[Start of Attachment]
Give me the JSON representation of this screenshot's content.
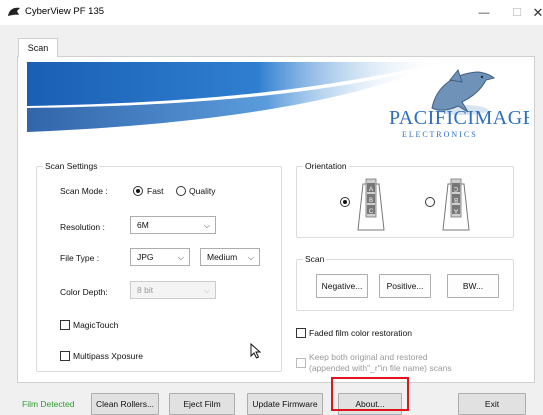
{
  "window": {
    "title": "CyberView PF 135",
    "minimize_glyph": "—",
    "maximize_glyph": "☐",
    "close_glyph": "✕"
  },
  "tabs": [
    {
      "label": "Scan",
      "active": true
    }
  ],
  "banner": {
    "brand_line1": "PACIFICIMAGE",
    "brand_line2": "E L E C T R O N I C S",
    "brand_color": "#2c6fbf",
    "stripe_color": "#1f64b8"
  },
  "scan_settings": {
    "title": "Scan Settings",
    "scan_mode": {
      "label": "Scan Mode :",
      "options": [
        "Fast",
        "Quality"
      ],
      "selected": "Fast"
    },
    "resolution": {
      "label": "Resolution :",
      "value": "6M"
    },
    "file_type": {
      "label": "File Type :",
      "value": "JPG",
      "quality_value": "Medium"
    },
    "color_depth": {
      "label": "Color Depth:",
      "value": "8 bit",
      "disabled": true
    },
    "magic_touch": {
      "label": "MagicTouch",
      "checked": false
    },
    "multipass": {
      "label": "Multipass Xposure",
      "checked": false
    }
  },
  "orientation": {
    "title": "Orientation",
    "options": [
      "landscape",
      "portrait"
    ],
    "selected": 0
  },
  "scan_group": {
    "title": "Scan",
    "buttons": [
      "Negative...",
      "Positive...",
      "BW..."
    ]
  },
  "restoration": {
    "faded_label": "Faded film color restoration",
    "keep_line1": "Keep both original and restored",
    "keep_line2": "(appended with\"_r\"in file name) scans"
  },
  "bottom": {
    "status": "Film Detected",
    "buttons": [
      "Clean Rollers...",
      "Eject Film",
      "Update Firmware",
      "About...",
      "Exit"
    ]
  }
}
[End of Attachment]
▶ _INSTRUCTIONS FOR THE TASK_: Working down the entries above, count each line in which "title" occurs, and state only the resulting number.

▶ _SOLUTION FOR THIS TASK_: 4